Olivia Reiner and Ryan Wood examine Aaron Jones and Jamaal Williams' workload in 2019 and discuss Jones' potential as a workhorse in 2020. Packers News
Fifth in a series on the Packers' unrestricted free agents and their likelihood of remaining with the team.
GREEN BAY - Danny Vitale had good reason to question his future with the Green Bay Packers at the start of last offseason.
Vitale was signed to the active roster from the practice squad late in the 2018 season. He played only 19 snaps in five games under former coach Mike McCarthy, who mostly phased out the position from his offense late in his tenure.
Vitale didn’t know what to expect going forward, until he got a phone call from new Packers coach Matt LaFleur. During their conversation, LaFleur informed Vitale he had dug into his past film, especially what he’d shown in the passing game.
“I was like, ‘OK, this is a big opportunity for me,’” Vitale said during the season. “If he’s taking the time to look back at stuff from college and know what I was capable of back then, especially in the pass game, I have an opportunity to have a pretty special season.”
Vitale indeed emerged as a significant part of LaFleur’s new offense last season. His 170 snaps were only 15% of the overall pie, but the 6-foot, 239-pound Vitale showed athleticism as a receiver out of the backfield, especially in two-running-back sets.
Early in the season, Vitale had a trio of 20-yard receptions from 21 personnel. On one, running back Aaron Jones stayed in to pass block, showing how LaFleur could use his fullback creatively.
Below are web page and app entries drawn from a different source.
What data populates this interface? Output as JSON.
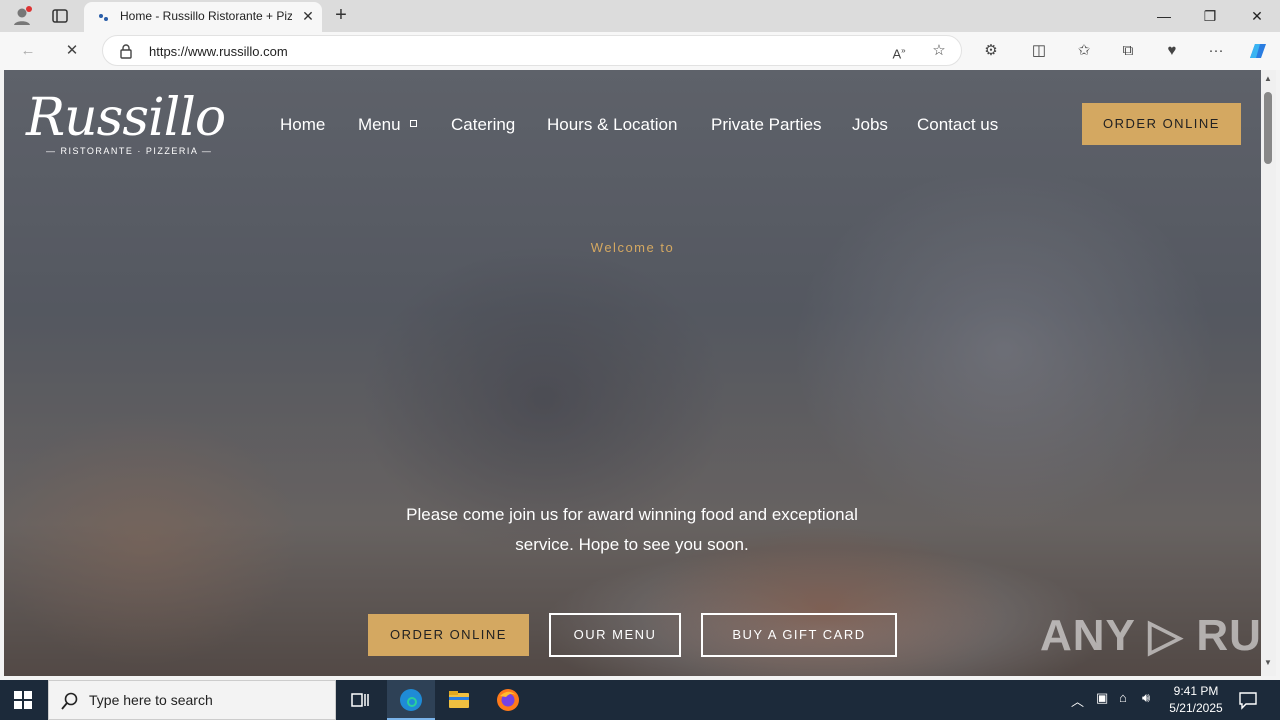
{
  "browser": {
    "tab_title": "Home - Russillo Ristorante + Pizz",
    "url": "https://www.russillo.com",
    "new_tab_label": "+",
    "tab_close_label": "✕",
    "window": {
      "minimize": "—",
      "restore": "❐",
      "close": "✕"
    }
  },
  "site": {
    "logo_text": "Russillo",
    "logo_subtitle": "— RISTORANTE · PIZZERIA —",
    "nav": {
      "home": "Home",
      "menu": "Menu",
      "catering": "Catering",
      "hours": "Hours & Location",
      "private": "Private Parties",
      "jobs": "Jobs",
      "contact": "Contact us"
    },
    "header_order": "ORDER ONLINE",
    "welcome": "Welcome to",
    "tagline": "Please come join us for award winning food and exceptional service. Hope to see you soon.",
    "cta": {
      "order": "ORDER ONLINE",
      "menu": "OUR MENU",
      "gift": "BUY A GIFT CARD"
    },
    "colors": {
      "gold": "#d4a861"
    }
  },
  "watermark": "ANY ▷ RUN",
  "taskbar": {
    "search_placeholder": "Type here to search",
    "time": "9:41 PM",
    "date": "5/21/2025"
  }
}
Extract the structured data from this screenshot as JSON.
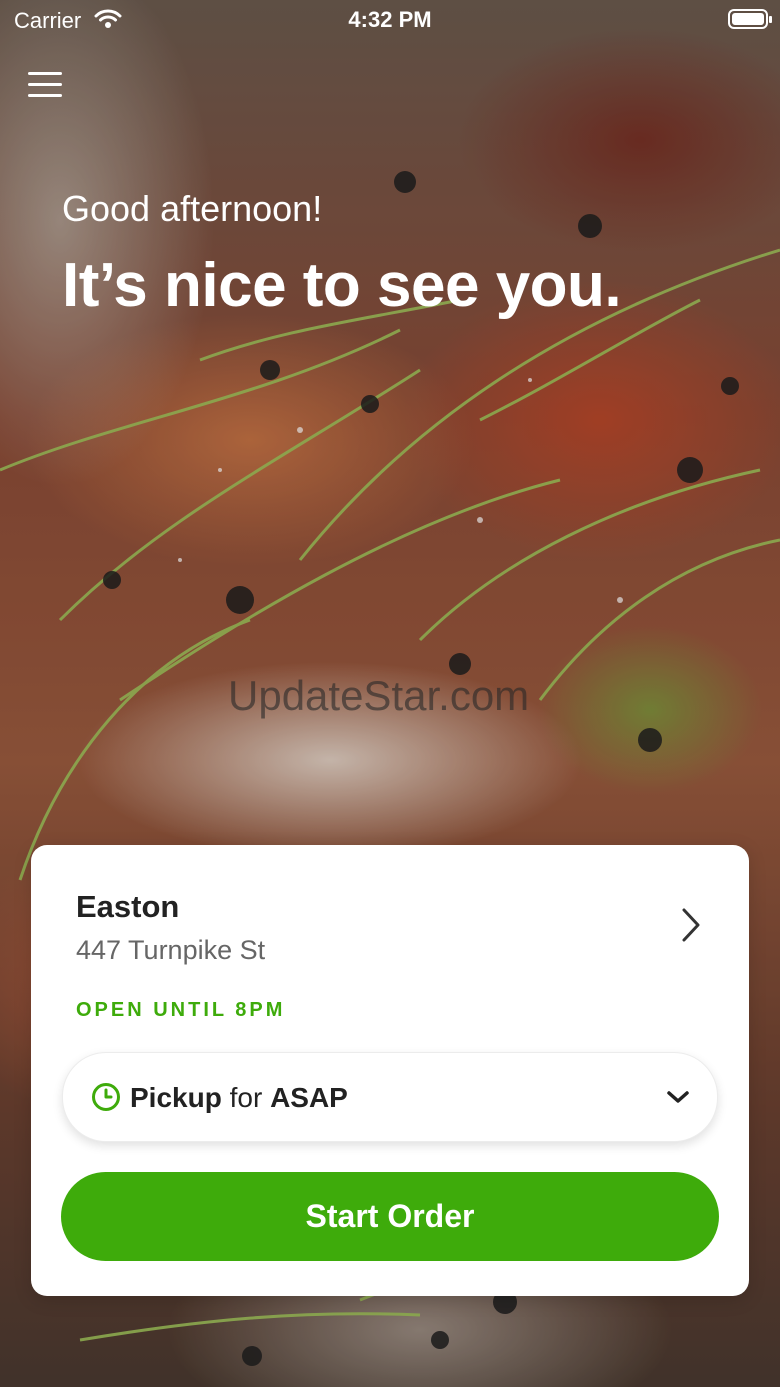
{
  "status_bar": {
    "carrier": "Carrier",
    "time": "4:32 PM",
    "wifi_icon": "wifi-icon",
    "battery_icon": "battery-icon",
    "battery_level": 1.0
  },
  "header": {
    "menu_icon": "hamburger-menu-icon"
  },
  "hero": {
    "greeting": "Good afternoon!",
    "headline": "It’s nice to see you.",
    "watermark": "UpdateStar.com"
  },
  "location_card": {
    "name": "Easton",
    "address": "447 Turnpike St",
    "status": "OPEN UNTIL 8PM",
    "chevron_icon": "chevron-right-icon",
    "order_mode": {
      "icon": "clock-icon",
      "mode": "Pickup",
      "connector": "for",
      "time": "ASAP",
      "dropdown_icon": "chevron-down-icon"
    },
    "start_button": "Start Order"
  },
  "colors": {
    "accent_green": "#3eab0b",
    "text_dark": "#222222",
    "text_secondary": "#666666",
    "card_background": "#ffffff"
  }
}
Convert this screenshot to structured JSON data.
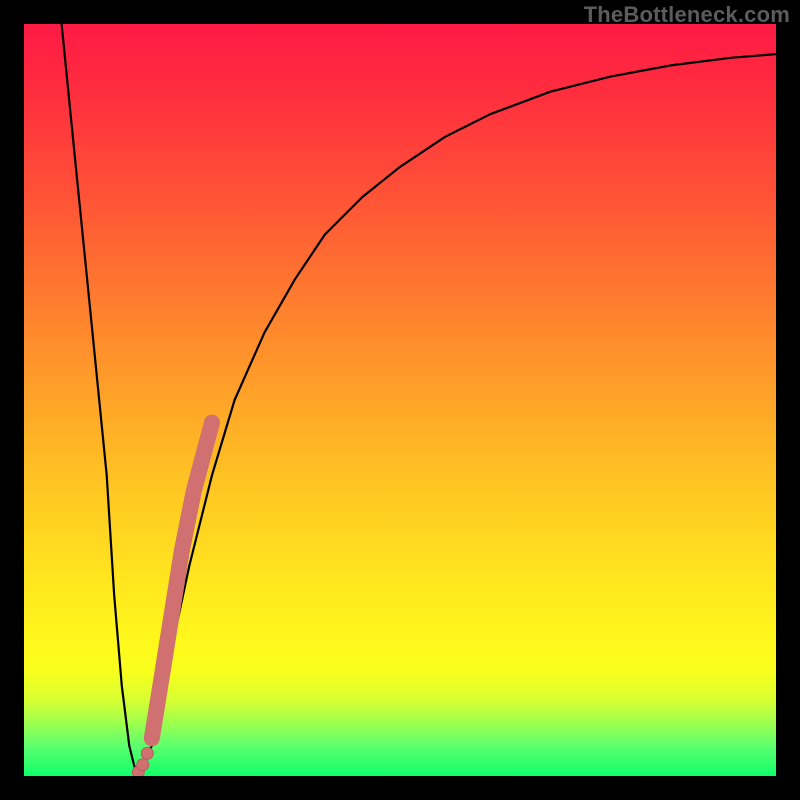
{
  "watermark": {
    "text": "TheBottleneck.com"
  },
  "colors": {
    "curve_stroke": "#000000",
    "marker_fill": "#d07070",
    "marker_stroke": "#b85a5a"
  },
  "chart_data": {
    "type": "line",
    "title": "",
    "xlabel": "",
    "ylabel": "",
    "xlim": [
      0,
      100
    ],
    "ylim": [
      0,
      100
    ],
    "series": [
      {
        "name": "bottleneck-curve",
        "x": [
          5,
          7,
          9,
          11,
          12,
          13,
          14,
          15,
          17,
          19,
          22,
          25,
          28,
          32,
          36,
          40,
          45,
          50,
          56,
          62,
          70,
          78,
          86,
          94,
          100
        ],
        "y": [
          100,
          80,
          60,
          40,
          24,
          12,
          4,
          0,
          4,
          14,
          28,
          40,
          50,
          59,
          66,
          72,
          77,
          81,
          85,
          88,
          91,
          93,
          94.5,
          95.5,
          96
        ]
      }
    ],
    "markers": {
      "name": "highlight-segment",
      "x": [
        17.0,
        17.8,
        18.6,
        19.4,
        20.2,
        21.0,
        21.8,
        22.6,
        23.4,
        24.2,
        25.0
      ],
      "y": [
        5,
        10,
        15,
        20,
        25,
        30,
        34,
        38,
        41,
        44,
        47
      ]
    },
    "extra_markers": {
      "name": "near-minimum",
      "x": [
        15.2,
        15.8,
        16.4
      ],
      "y": [
        0.5,
        1.5,
        3
      ]
    }
  }
}
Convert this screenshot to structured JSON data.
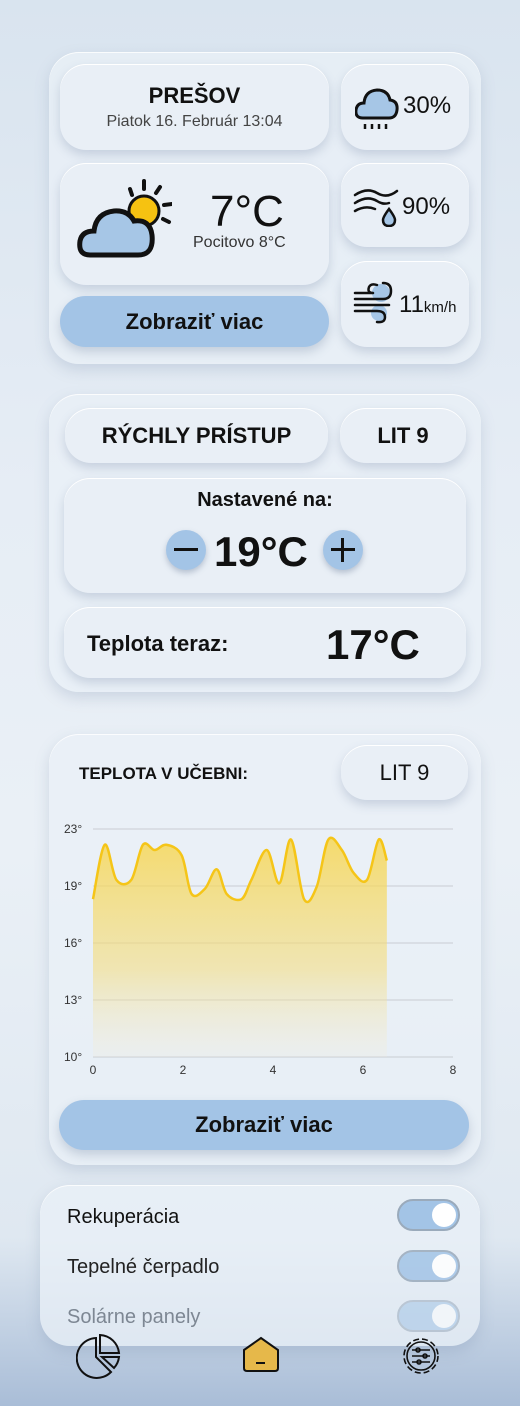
{
  "weather": {
    "city": "PREŠOV",
    "datetime": "Piatok 16. Február 13:04",
    "temperature": "7°C",
    "feels_like": "Pocitovo 8°C",
    "more_label": "Zobraziť viac",
    "rain_chance": "30%",
    "humidity": "90%",
    "wind_value": "11",
    "wind_unit": "km/h",
    "icons": [
      "partly-cloudy-icon",
      "rain-cloud-icon",
      "humidity-icon",
      "wind-icon"
    ]
  },
  "quick_access": {
    "title": "RÝCHLY PRÍSTUP",
    "room": "LIT 9",
    "set_label": "Nastavené na:",
    "set_value": "19°C",
    "current_label": "Teplota teraz:",
    "current_value": "17°C"
  },
  "classroom": {
    "title": "TEPLOTA V UČEBNI:",
    "room": "LIT 9",
    "more_label": "Zobraziť viac"
  },
  "chart_data": {
    "type": "area",
    "title": "",
    "xlabel": "",
    "ylabel": "",
    "xlim": [
      0,
      8
    ],
    "ylim": [
      10,
      23
    ],
    "x_ticks": [
      "0",
      "2",
      "4",
      "6",
      "8"
    ],
    "y_ticks": [
      "10°",
      "13°",
      "16°",
      "19°",
      "23°"
    ],
    "grid": "horizontal",
    "color": "#f5c518",
    "x": [
      0,
      0.26,
      0.52,
      0.85,
      1.11,
      1.37,
      1.63,
      1.97,
      2.19,
      2.49,
      2.75,
      2.97,
      3.3,
      3.52,
      3.86,
      4.14,
      4.4,
      4.69,
      4.97,
      5.23,
      5.53,
      5.79,
      6.09,
      6.35,
      6.53
    ],
    "y": [
      19.0,
      22.1,
      20.1,
      20.1,
      22.1,
      21.8,
      22.1,
      21.5,
      19.3,
      19.6,
      20.7,
      19.3,
      19.0,
      20.1,
      21.8,
      19.9,
      22.4,
      19.0,
      19.7,
      22.4,
      21.8,
      20.5,
      20.1,
      22.4,
      21.2
    ]
  },
  "toggles": [
    {
      "label": "Rekuperácia",
      "on": true
    },
    {
      "label": "Tepelné čerpadlo",
      "on": true
    },
    {
      "label": "Solárne panely",
      "on": true
    }
  ],
  "nav": {
    "items": [
      "stats-icon",
      "home-icon",
      "settings-icon"
    ],
    "active": "home-icon",
    "accent": "#e6b84a"
  }
}
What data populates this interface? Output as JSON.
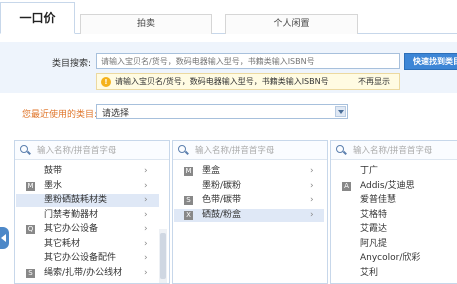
{
  "tabs": [
    {
      "label": "一口价",
      "active": true
    },
    {
      "label": "拍卖",
      "active": false
    },
    {
      "label": "个人闲置",
      "active": false
    }
  ],
  "search": {
    "label": "类目搜索:",
    "placeholder": "请输入宝贝名/货号，数码电器输入型号，书籍类输入ISBN号",
    "button_label": "快速找到类目",
    "tip_text": "请输入宝贝名/货号，数码电器输入型号，书籍类输入ISBN号",
    "tip_close": "不再显示"
  },
  "recent": {
    "label": "您最近使用的类目:",
    "selected": "请选择"
  },
  "panel_search_placeholder": "输入名称/拼音首字母",
  "panel1": {
    "items": [
      {
        "badge": "",
        "label": "鼓带",
        "arrow": true,
        "selected": false
      },
      {
        "badge": "M",
        "label": "墨水",
        "arrow": true,
        "selected": false
      },
      {
        "badge": "",
        "label": "墨粉硒鼓耗材类",
        "arrow": true,
        "selected": true
      },
      {
        "badge": "",
        "label": "门禁考勤器材",
        "arrow": true,
        "selected": false
      },
      {
        "badge": "Q",
        "label": "其它办公设备",
        "arrow": true,
        "selected": false
      },
      {
        "badge": "",
        "label": "其它耗材",
        "arrow": true,
        "selected": false
      },
      {
        "badge": "",
        "label": "其它办公设备配件",
        "arrow": true,
        "selected": false
      },
      {
        "badge": "S",
        "label": "绳索/扎带/办公线材",
        "arrow": true,
        "selected": false
      }
    ]
  },
  "panel2": {
    "items": [
      {
        "badge": "M",
        "label": "墨盒",
        "arrow": true,
        "selected": false
      },
      {
        "badge": "",
        "label": "墨粉/碳粉",
        "arrow": true,
        "selected": false
      },
      {
        "badge": "S",
        "label": "色带/碳带",
        "arrow": true,
        "selected": false
      },
      {
        "badge": "X",
        "label": "硒鼓/粉盒",
        "arrow": true,
        "selected": true
      }
    ]
  },
  "panel3": {
    "items": [
      {
        "badge": "",
        "label": "丁广"
      },
      {
        "badge": "A",
        "label": "Addis/艾迪思"
      },
      {
        "badge": "",
        "label": "爱普佳慧"
      },
      {
        "badge": "",
        "label": "艾格特"
      },
      {
        "badge": "",
        "label": "艾霞达"
      },
      {
        "badge": "",
        "label": "阿凡提"
      },
      {
        "badge": "",
        "label": "Anycolor/欣彩"
      },
      {
        "badge": "",
        "label": "艾利"
      }
    ]
  }
}
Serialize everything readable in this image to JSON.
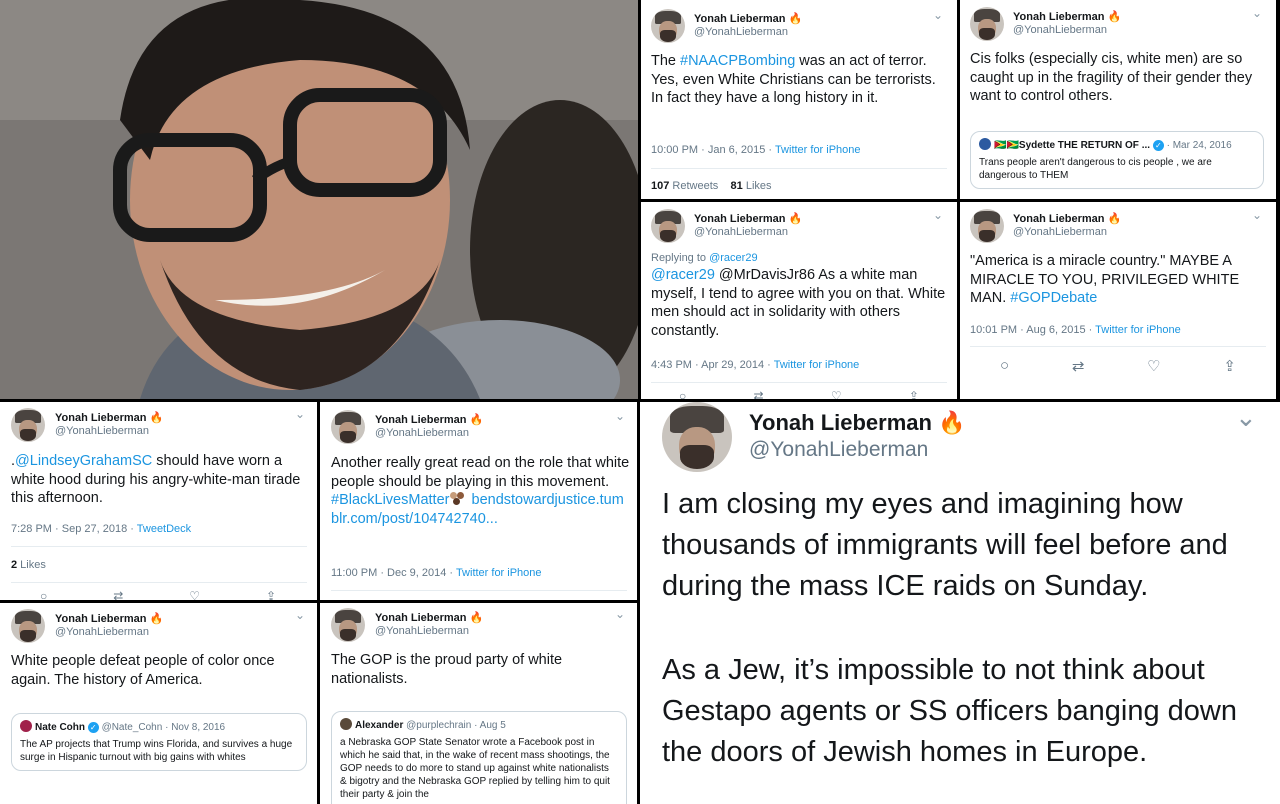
{
  "user": {
    "name": "Yonah Lieberman",
    "handle": "@YonahLieberman",
    "badge": "🔥"
  },
  "icons": {
    "chevron": "chevron-down-icon",
    "reply": "reply-icon",
    "retweet": "retweet-icon",
    "like": "heart-icon",
    "share": "share-icon"
  },
  "tweets": [
    {
      "text_parts": [
        "The ",
        "#NAACPBombing",
        " was an act of terror. Yes, even White Christians can be terrorists. In fact they have a long history in it."
      ],
      "time": "10:00 PM · Jan 6, 2015 · ",
      "source": "Twitter for iPhone",
      "retweets": "107",
      "retweets_label": " Retweets",
      "likes": "81",
      "likes_label": " Likes"
    },
    {
      "text": "Cis folks (especially cis, white men) are so caught up in the fragility of their gender they want to control others.",
      "quote": {
        "flags": "🇬🇾🇬🇾",
        "name": "Sydette THE RETURN OF ...",
        "date": "· Mar 24, 2016",
        "text": "Trans people aren't dangerous to cis people , we are dangerous to THEM"
      }
    },
    {
      "replying_label": "Replying to ",
      "replying_to": "@racer29",
      "mention": "@racer29",
      "text": " @MrDavisJr86 As a white man myself, I tend to agree with you on that. White men should act in solidarity with others constantly.",
      "time": "4:43 PM · Apr 29, 2014 · ",
      "source": "Twitter for iPhone"
    },
    {
      "text": "\"America is a miracle country.\" MAYBE A MIRACLE TO YOU, PRIVILEGED WHITE MAN. ",
      "hashtag": "#GOPDebate",
      "time": "10:01 PM · Aug 6, 2015 · ",
      "source": "Twitter for iPhone"
    },
    {
      "prefix": ".",
      "mention": "@LindseyGrahamSC",
      "text": " should have worn a white hood during his angry-white-man tirade this afternoon.",
      "time": "7:28 PM · Sep 27, 2018 · ",
      "source": "TweetDeck",
      "likes": "2",
      "likes_label": " Likes"
    },
    {
      "text": "Another really great read on the role that white people should be playing in this movement. ",
      "hashtag": "#BlackLivesMatter",
      "link": "bendstowardjustice.tumblr.com/post/104742740...",
      "time": "11:00 PM · Dec 9, 2014 · ",
      "source": "Twitter for iPhone"
    },
    {
      "text": "White people defeat people of color once again. The history of America.",
      "quote": {
        "name": "Nate Cohn",
        "handle": "@Nate_Cohn · Nov 8, 2016",
        "text": "The AP projects that Trump wins Florida, and survives a huge surge in Hispanic turnout with big gains with whites"
      }
    },
    {
      "text": "The GOP is the proud party of white nationalists.",
      "quote": {
        "name": "Alexander",
        "handle": "@purplechrain · Aug 5",
        "text": "a Nebraska GOP State Senator wrote a Facebook post in which he said that, in the wake of recent mass shootings, the GOP needs to do more to stand up against white nationalists & bigotry and the Nebraska GOP replied by telling him to quit their party & join the"
      }
    },
    {
      "text": "I am closing my eyes and imagining how thousands of immigrants will feel before and during the mass ICE raids on Sunday.",
      "text2": "As a Jew, it’s impossible to not think about Gestapo agents or SS officers banging down the doors of Jewish homes in Europe."
    }
  ]
}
Now, Vitale again faces uncertainty in his future. But as he prepares to enter free agency this spring, he can be confident both in the role a fullback has in the Packers' offense, and his production when given the opportunity.
Age next season: 27.
Initially acquired: Signed to practice squad as free agent Oct. 22, 2018.
Stats: 7 catches, 97 yards.
Argument for: It became apparent from the start of training camp last year that LaFleur was going to use the fullback position. In Vitale, he found a capable lead blocker — he is appropriately referred to as “The Muscle Man” around the locker room — who has the necessary athleticism to be a threat in the passing game. Vitale is young enough to receive a multiple-year deal, but he also has a wealth of experience entering his fifth season, having played his first two years with the Cleveland Browns. LaFleur has said the fullback allows him to dictate matchups within the offense, and Vitale’s combination of strength and agility fits what the coach wants from the position.
Argument against: As always, money is a factor. A source familiar with the running back market said Vitale’s price could approach $2 million annually. If that doesn’t seem like much, remember Vitale only played 15 percent of snaps last season. (He was paid $675,000 last season.) Even with his special-teams value, as well as LaFleur’s insistence on using the fullback, it’s still a niche role. If the Packers pay Vitale $2 million annually, he would be the NFL’s third-highest-paid fullback. Only San Francisco’s Kyle Juszczyk ($5.250 million annually), the league’s preeminent fullback by a wide margin, and Buffalo’s Patrick DiMarco ($2.1 million annually) are paid more. Given their salary-cap restraints, the Packers could believe they’re able to get similar production for much less financial investment.
Quotables: “I’m really excited about Danny because I think he’s done an excellent job in both the run game and as an element out of the backfield as a receiver. So, again, another great guy that brings it every day, and he also adds a lot of value to our special teams. So really excited to have Danny.” – Matt LaFleur